▶ [Source data]
--------------------------------

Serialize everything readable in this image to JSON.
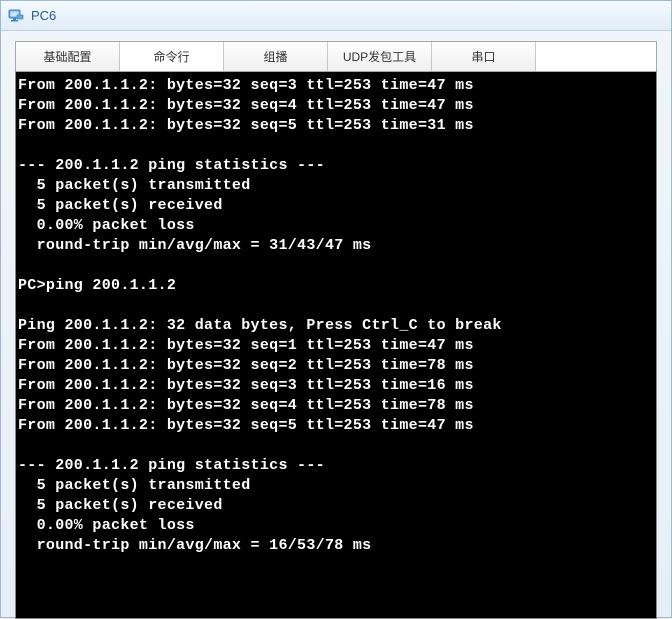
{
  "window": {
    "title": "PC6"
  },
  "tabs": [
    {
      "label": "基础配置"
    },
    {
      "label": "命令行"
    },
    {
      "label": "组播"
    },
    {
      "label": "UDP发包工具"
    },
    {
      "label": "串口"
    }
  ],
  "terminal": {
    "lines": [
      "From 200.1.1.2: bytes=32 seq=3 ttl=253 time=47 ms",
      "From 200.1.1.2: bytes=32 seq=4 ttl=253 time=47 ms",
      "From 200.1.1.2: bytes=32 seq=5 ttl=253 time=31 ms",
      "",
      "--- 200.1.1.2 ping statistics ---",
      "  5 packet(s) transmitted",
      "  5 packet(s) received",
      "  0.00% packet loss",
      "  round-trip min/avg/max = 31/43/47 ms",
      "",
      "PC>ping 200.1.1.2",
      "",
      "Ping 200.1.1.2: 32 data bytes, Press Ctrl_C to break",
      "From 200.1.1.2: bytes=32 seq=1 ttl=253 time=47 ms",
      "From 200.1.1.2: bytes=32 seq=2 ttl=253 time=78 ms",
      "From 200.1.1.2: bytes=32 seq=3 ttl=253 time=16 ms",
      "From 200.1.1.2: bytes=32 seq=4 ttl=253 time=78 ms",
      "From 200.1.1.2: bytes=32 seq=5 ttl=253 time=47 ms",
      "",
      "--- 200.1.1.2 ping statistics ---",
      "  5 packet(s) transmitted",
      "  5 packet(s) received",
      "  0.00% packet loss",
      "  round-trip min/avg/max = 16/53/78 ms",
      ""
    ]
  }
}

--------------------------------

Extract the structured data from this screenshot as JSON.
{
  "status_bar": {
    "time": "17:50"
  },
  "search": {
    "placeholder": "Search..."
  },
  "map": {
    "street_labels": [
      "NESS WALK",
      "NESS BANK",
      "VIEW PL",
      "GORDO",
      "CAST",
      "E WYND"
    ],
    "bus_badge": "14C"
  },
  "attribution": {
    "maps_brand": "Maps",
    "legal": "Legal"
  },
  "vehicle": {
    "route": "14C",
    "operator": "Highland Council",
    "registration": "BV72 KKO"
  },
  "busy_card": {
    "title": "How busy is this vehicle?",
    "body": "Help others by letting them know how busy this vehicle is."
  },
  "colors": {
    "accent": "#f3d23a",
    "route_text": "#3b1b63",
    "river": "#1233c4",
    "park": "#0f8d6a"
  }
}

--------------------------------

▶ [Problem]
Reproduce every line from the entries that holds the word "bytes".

▶ [Exercise answer]
      "From 200.1.1.2: bytes=32 seq=3 ttl=253 time=47 ms",
      "From 200.1.1.2: bytes=32 seq=4 ttl=253 time=47 ms",
      "From 200.1.1.2: bytes=32 seq=5 ttl=253 time=31 ms",
      "Ping 200.1.1.2: 32 data bytes, Press Ctrl_C to break",
      "From 200.1.1.2: bytes=32 seq=1 ttl=253 time=47 ms",
      "From 200.1.1.2: bytes=32 seq=2 ttl=253 time=78 ms",
      "From 200.1.1.2: bytes=32 seq=3 ttl=253 time=16 ms",
      "From 200.1.1.2: bytes=32 seq=4 ttl=253 time=78 ms",
      "From 200.1.1.2: bytes=32 seq=5 ttl=253 time=47 ms",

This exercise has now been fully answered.